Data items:
+-------+

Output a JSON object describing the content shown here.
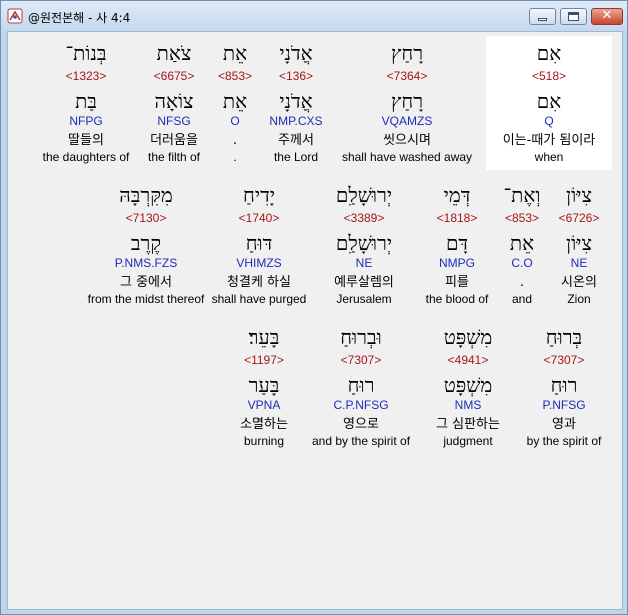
{
  "window": {
    "title": "@원전본해 - 사 4:4",
    "minimize_label": "_",
    "maximize_label": "□",
    "close_label": "✕"
  },
  "colors": {
    "strong": "#a5161a",
    "parse": "#1d2db9",
    "highlight": "#ffffff"
  },
  "rows": [
    {
      "words": [
        {
          "hebrew": "בְּנוֹת־",
          "strong": "<1323>",
          "lemma": "בַּת",
          "parse": "NFPG",
          "korean": "딸들의",
          "english": "the daughters of"
        },
        {
          "hebrew": "צֹאַת",
          "strong": "<6675>",
          "lemma": "צוֹאָה",
          "parse": "NFSG",
          "korean": "더러움을",
          "english": "the filth of"
        },
        {
          "hebrew": "אֵת",
          "strong": "<853>",
          "lemma": "אֵת",
          "parse": "O",
          "korean": ".",
          "english": "."
        },
        {
          "hebrew": "אֲדֹנָי",
          "strong": "<136>",
          "lemma": "אֲדֹנָי",
          "parse": "NMP.CXS",
          "korean": "주께서",
          "english": "the Lord"
        },
        {
          "hebrew": "רָחַץ",
          "strong": "<7364>",
          "lemma": "רָחַץ",
          "parse": "VQAMZS",
          "korean": "씻으시며",
          "english": "shall have washed away"
        },
        {
          "hebrew": "אִם",
          "strong": "<518>",
          "lemma": "אִם",
          "parse": "Q",
          "korean": "이는-때가 됨이라",
          "english": "when",
          "highlight": true
        }
      ]
    },
    {
      "words": [
        {
          "hebrew": "מִקִּרְבָּהּ",
          "strong": "<7130>",
          "lemma": "קֶרֶב",
          "parse": "P.NMS.FZS",
          "korean": "그 중에서",
          "english": "from the midst thereof"
        },
        {
          "hebrew": "יָדִיחַ",
          "strong": "<1740>",
          "lemma": "דּוּחַ",
          "parse": "VHIMZS",
          "korean": "청결케 하실",
          "english": "shall have purged"
        },
        {
          "hebrew": "יְרוּשָׁלִַם",
          "strong": "<3389>",
          "lemma": "יְרוּשָׁלִַם",
          "parse": "NE",
          "korean": "예루살렘의",
          "english": "Jerusalem"
        },
        {
          "hebrew": "דְּמֵי",
          "strong": "<1818>",
          "lemma": "דָּם",
          "parse": "NMPG",
          "korean": "피를",
          "english": "the blood of"
        },
        {
          "hebrew": "וְאֶת־",
          "strong": "<853>",
          "lemma": "אֵת",
          "parse": "C.O",
          "korean": ".",
          "english": "and"
        },
        {
          "hebrew": "צִיּוֹן",
          "strong": "<6726>",
          "lemma": "צִיּוֹן",
          "parse": "NE",
          "korean": "시온의",
          "english": "Zion"
        }
      ]
    },
    {
      "words": [
        {
          "hebrew": "בָּעֵר׃",
          "strong": "<1197>",
          "lemma": "בָּעַר",
          "parse": "VPNA",
          "korean": "소멸하는",
          "english": "burning"
        },
        {
          "hebrew": "וּבְרוּחַ",
          "strong": "<7307>",
          "lemma": "רוּחַ",
          "parse": "C.P.NFSG",
          "korean": "영으로",
          "english": "and by the spirit of"
        },
        {
          "hebrew": "מִשְׁפָּט",
          "strong": "<4941>",
          "lemma": "מִשְׁפָּט",
          "parse": "NMS",
          "korean": "그 심판하는",
          "english": "judgment"
        },
        {
          "hebrew": "בְּרוּחַ",
          "strong": "<7307>",
          "lemma": "רוּחַ",
          "parse": "P.NFSG",
          "korean": "영과",
          "english": "by the spirit of"
        }
      ]
    }
  ]
}
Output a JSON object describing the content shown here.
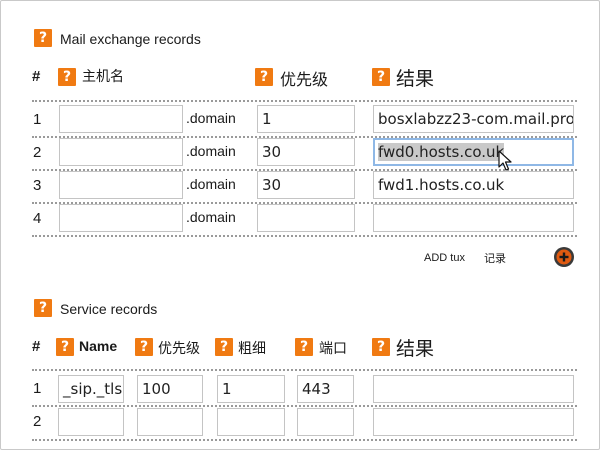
{
  "mx": {
    "title": "Mail exchange records",
    "col_hash": "#",
    "col_host": "主机名",
    "col_priority": "优先级",
    "col_result": "结果",
    "domain_suffix": ".domain",
    "rows": [
      {
        "num": "1",
        "host": "",
        "priority": "1",
        "result": "bosxlabzz23-com.mail.pro"
      },
      {
        "num": "2",
        "host": "",
        "priority": "30",
        "result": "fwd0.hosts.co.uk"
      },
      {
        "num": "3",
        "host": "",
        "priority": "30",
        "result": "fwd1.hosts.co.uk"
      },
      {
        "num": "4",
        "host": "",
        "priority": "",
        "result": ""
      }
    ],
    "add_label_1": "ADD tux",
    "add_label_2": "记录"
  },
  "srv": {
    "title": "Service records",
    "col_hash": "#",
    "col_name": "Name",
    "col_priority": "优先级",
    "col_weight": "粗细",
    "col_port": "端口",
    "col_result": "结果",
    "rows": [
      {
        "num": "1",
        "name": "_sip._tls",
        "priority": "100",
        "weight": "1",
        "port": "443",
        "result": ""
      },
      {
        "num": "2",
        "name": "",
        "priority": "",
        "weight": "",
        "port": "",
        "result": ""
      }
    ]
  },
  "icons": {
    "help": "help-icon",
    "add": "add-circle-icon",
    "cursor": "mouse-pointer-icon"
  },
  "colors": {
    "help_icon": "#f07a12",
    "add_button": "#e05a10",
    "focus_border": "#8fb8e6",
    "dotted_separator": "#9a9a9a"
  }
}
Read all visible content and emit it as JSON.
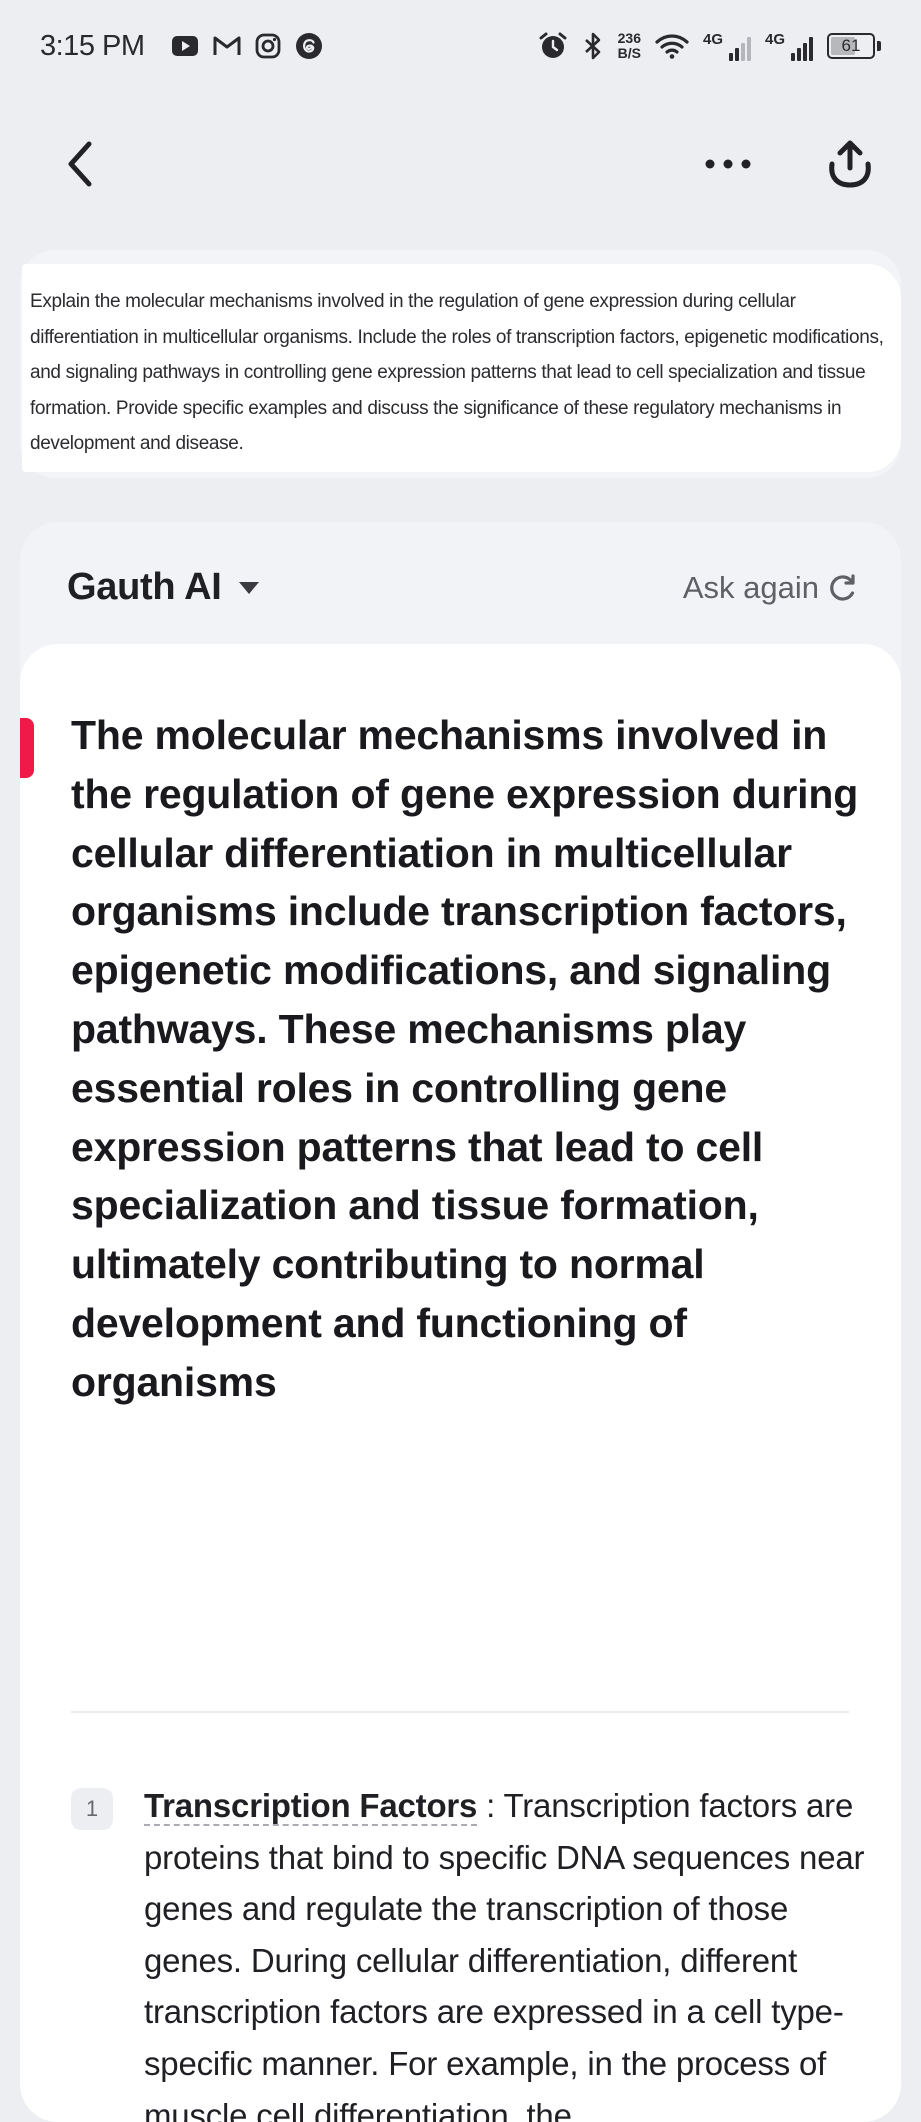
{
  "status_bar": {
    "time": "3:15 PM",
    "net_speed_value": "236",
    "net_speed_unit": "B/S",
    "signal1_label": "4G",
    "signal2_label": "4G",
    "battery_level": "61"
  },
  "icons": {
    "notification_icons": [
      "youtube-icon",
      "gmail-icon",
      "instagram-icon",
      "threads-icon"
    ],
    "status_icons": [
      "alarm-icon",
      "bluetooth-icon",
      "wifi-icon"
    ]
  },
  "question": {
    "text": "Explain the molecular mechanisms involved in the regulation of gene expression during cellular differentiation in multicellular organisms. Include the roles of transcription factors, epigenetic modifications, and signaling pathways in controlling gene expression patterns that lead to cell specialization and tissue formation. Provide specific examples and discuss the significance of these regulatory mechanisms in development and disease."
  },
  "answer": {
    "model_name": "Gauth AI",
    "ask_again_label": "Ask again",
    "summary": "The molecular mechanisms involved in the regulation of gene expression during cellular differentiation in multicellular organisms include transcription factors, epigenetic modifications, and signaling pathways. These mechanisms play essential roles in controlling gene expression patterns that lead to cell specialization and tissue formation, ultimately contributing to normal development and functioning of organisms",
    "steps": [
      {
        "number": "1",
        "term": "Transcription Factors",
        "text": " : Transcription factors are proteins that bind to specific DNA sequences near genes and regulate the transcription of those genes. During cellular differentiation, different transcription factors are expressed in a cell type-specific manner. For example, in the process of muscle cell differentiation, the"
      }
    ]
  },
  "colors": {
    "accent": "#ef1a48",
    "page_background": "#eceef2",
    "card_background": "#ffffff"
  }
}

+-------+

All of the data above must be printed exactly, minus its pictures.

RESPONSE TO THIS EXERCISE:
Output a JSON object describing the content shown here.
{
  "window": {
    "title": "@원전본해 - 사 4:4",
    "minimize_label": "_",
    "maximize_label": "□",
    "close_label": "✕"
  },
  "colors": {
    "strong": "#a5161a",
    "parse": "#1d2db9",
    "highlight": "#ffffff"
  },
  "rows": [
    {
      "words": [
        {
          "hebrew": "בְּנוֹת־",
          "strong": "<1323>",
          "lemma": "בַּת",
          "parse": "NFPG",
          "korean": "딸들의",
          "english": "the daughters of"
        },
        {
          "hebrew": "צֹאַת",
          "strong": "<6675>",
          "lemma": "צוֹאָה",
          "parse": "NFSG",
          "korean": "더러움을",
          "english": "the filth of"
        },
        {
          "hebrew": "אֵת",
          "strong": "<853>",
          "lemma": "אֵת",
          "parse": "O",
          "korean": ".",
          "english": "."
        },
        {
          "hebrew": "אֲדֹנָי",
          "strong": "<136>",
          "lemma": "אֲדֹנָי",
          "parse": "NMP.CXS",
          "korean": "주께서",
          "english": "the Lord"
        },
        {
          "hebrew": "רָחַץ",
          "strong": "<7364>",
          "lemma": "רָחַץ",
          "parse": "VQAMZS",
          "korean": "씻으시며",
          "english": "shall have washed away"
        },
        {
          "hebrew": "אִם",
          "strong": "<518>",
          "lemma": "אִם",
          "parse": "Q",
          "korean": "이는-때가 됨이라",
          "english": "when",
          "highlight": true
        }
      ]
    },
    {
      "words": [
        {
          "hebrew": "מִקִּרְבָּהּ",
          "strong": "<7130>",
          "lemma": "קֶרֶב",
          "parse": "P.NMS.FZS",
          "korean": "그 중에서",
          "english": "from the midst thereof"
        },
        {
          "hebrew": "יָדִיחַ",
          "strong": "<1740>",
          "lemma": "דּוּחַ",
          "parse": "VHIMZS",
          "korean": "청결케 하실",
          "english": "shall have purged"
        },
        {
          "hebrew": "יְרוּשָׁלִַם",
          "strong": "<3389>",
          "lemma": "יְרוּשָׁלִַם",
          "parse": "NE",
          "korean": "예루살렘의",
          "english": "Jerusalem"
        },
        {
          "hebrew": "דְּמֵי",
          "strong": "<1818>",
          "lemma": "דָּם",
          "parse": "NMPG",
          "korean": "피를",
          "english": "the blood of"
        },
        {
          "hebrew": "וְאֶת־",
          "strong": "<853>",
          "lemma": "אֵת",
          "parse": "C.O",
          "korean": ".",
          "english": "and"
        },
        {
          "hebrew": "צִיּוֹן",
          "strong": "<6726>",
          "lemma": "צִיּוֹן",
          "parse": "NE",
          "korean": "시온의",
          "english": "Zion"
        }
      ]
    },
    {
      "words": [
        {
          "hebrew": "בָּעֵר׃",
          "strong": "<1197>",
          "lemma": "בָּעַר",
          "parse": "VPNA",
          "korean": "소멸하는",
          "english": "burning"
        },
        {
          "hebrew": "וּבְרוּחַ",
          "strong": "<7307>",
          "lemma": "רוּחַ",
          "parse": "C.P.NFSG",
          "korean": "영으로",
          "english": "and by the spirit of"
        },
        {
          "hebrew": "מִשְׁפָּט",
          "strong": "<4941>",
          "lemma": "מִשְׁפָּט",
          "parse": "NMS",
          "korean": "그 심판하는",
          "english": "judgment"
        },
        {
          "hebrew": "בְּרוּחַ",
          "strong": "<7307>",
          "lemma": "רוּחַ",
          "parse": "P.NFSG",
          "korean": "영과",
          "english": "by the spirit of"
        }
      ]
    }
  ]
}
Output a JSON object describing the content shown here.
{
  "mx": {
    "title": "Mail exchange records",
    "col_hash": "#",
    "col_host": "主机名",
    "col_priority": "优先级",
    "col_result": "结果",
    "domain_suffix": ".domain",
    "rows": [
      {
        "num": "1",
        "host": "",
        "priority": "1",
        "result": "bosxlabzz23-com.mail.pro"
      },
      {
        "num": "2",
        "host": "",
        "priority": "30",
        "result": "fwd0.hosts.co.uk"
      },
      {
        "num": "3",
        "host": "",
        "priority": "30",
        "result": "fwd1.hosts.co.uk"
      },
      {
        "num": "4",
        "host": "",
        "priority": "",
        "result": ""
      }
    ],
    "add_label_1": "ADD tux",
    "add_label_2": "记录"
  },
  "srv": {
    "title": "Service records",
    "col_hash": "#",
    "col_name": "Name",
    "col_priority": "优先级",
    "col_weight": "粗细",
    "col_port": "端口",
    "col_result": "结果",
    "rows": [
      {
        "num": "1",
        "name": "_sip._tls",
        "priority": "100",
        "weight": "1",
        "port": "443",
        "result": ""
      },
      {
        "num": "2",
        "name": "",
        "priority": "",
        "weight": "",
        "port": "",
        "result": ""
      }
    ]
  },
  "icons": {
    "help": "help-icon",
    "add": "add-circle-icon",
    "cursor": "mouse-pointer-icon"
  },
  "colors": {
    "help_icon": "#f07a12",
    "add_button": "#e05a10",
    "focus_border": "#8fb8e6",
    "dotted_separator": "#9a9a9a"
  }
}
Read all visible content and emit it as JSON.
{
  "status_bar": {
    "time": "3:15 PM",
    "net_speed_value": "236",
    "net_speed_unit": "B/S",
    "signal1_label": "4G",
    "signal2_label": "4G",
    "battery_level": "61"
  },
  "icons": {
    "notification_icons": [
      "youtube-icon",
      "gmail-icon",
      "instagram-icon",
      "threads-icon"
    ],
    "status_icons": [
      "alarm-icon",
      "bluetooth-icon",
      "wifi-icon"
    ]
  },
  "question": {
    "text": "Explain the molecular mechanisms involved in the regulation of gene expression during cellular differentiation in multicellular organisms. Include the roles of transcription factors, epigenetic modifications, and signaling pathways in controlling gene expression patterns that lead to cell specialization and tissue formation. Provide specific examples and discuss the significance of these regulatory mechanisms in development and disease."
  },
  "answer": {
    "model_name": "Gauth AI",
    "ask_again_label": "Ask again",
    "summary": "The molecular mechanisms involved in the regulation of gene expression during cellular differentiation in multicellular organisms include transcription factors, epigenetic modifications, and signaling pathways. These mechanisms play essential roles in controlling gene expression patterns that lead to cell specialization and tissue formation, ultimately contributing to normal development and functioning of organisms",
    "steps": [
      {
        "number": "1",
        "term": "Transcription Factors",
        "text": " : Transcription factors are proteins that bind to specific DNA sequences near genes and regulate the transcription of those genes. During cellular differentiation, different transcription factors are expressed in a cell type-specific manner. For example, in the process of muscle cell differentiation, the"
      }
    ]
  },
  "colors": {
    "accent": "#ef1a48",
    "page_background": "#eceef2",
    "card_background": "#ffffff"
  }
}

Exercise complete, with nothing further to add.